Our real estate agents can tell you that no matter how green-thumbed you are, the success of your garden still depends on a higher power. Before you design your garden, buy seeds, or get into the weeds with a new vegetable patch or flower bed, it's important to consult one of the top arbiters of horticultural success: the sun. Just like choosing plants for your climate zone, you also have to pick the right spot for your garden. This means determining how much sun exposure your garden will get, especially in areas where tall buildings and trees cast shifting patterns of shade. The method you'll use to choose the best area for your plants is called sun mapping.
Solar energy is fuel for plants, but this doesn't mean that all plants require the same amount of sun exposure. Some plants need full sun, which means 6-8 hours of direct sunlight a day. Plants labeled as part sun and part shade require 3-6 of sunlight each day, while those labeled as shade need 3 hours or less of sunlight a day. A sun map can give a clear picture of where and when the sun hits throughout the day. This can help you plan the landscape around your home and determine the best area for certain crops.
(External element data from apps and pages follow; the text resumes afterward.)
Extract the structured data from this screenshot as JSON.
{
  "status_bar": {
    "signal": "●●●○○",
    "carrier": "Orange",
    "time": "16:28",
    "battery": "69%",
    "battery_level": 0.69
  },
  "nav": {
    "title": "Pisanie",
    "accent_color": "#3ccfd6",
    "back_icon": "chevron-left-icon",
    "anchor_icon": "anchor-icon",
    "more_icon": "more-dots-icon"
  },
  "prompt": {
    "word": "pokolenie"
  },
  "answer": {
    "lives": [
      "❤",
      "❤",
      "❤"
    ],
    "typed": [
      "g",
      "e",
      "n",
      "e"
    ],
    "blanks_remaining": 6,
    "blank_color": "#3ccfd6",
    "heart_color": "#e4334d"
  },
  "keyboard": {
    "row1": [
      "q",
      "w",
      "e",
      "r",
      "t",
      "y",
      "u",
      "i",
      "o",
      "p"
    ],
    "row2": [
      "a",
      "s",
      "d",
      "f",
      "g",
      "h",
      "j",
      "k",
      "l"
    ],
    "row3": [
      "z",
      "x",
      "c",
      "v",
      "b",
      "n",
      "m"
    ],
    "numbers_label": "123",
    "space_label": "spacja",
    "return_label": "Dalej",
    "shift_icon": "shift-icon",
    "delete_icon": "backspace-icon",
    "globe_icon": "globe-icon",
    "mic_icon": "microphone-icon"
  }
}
Tracking sun exposure and shade patterns on clear days during different months of the growing season will give you a guideline for planting a healthy garden.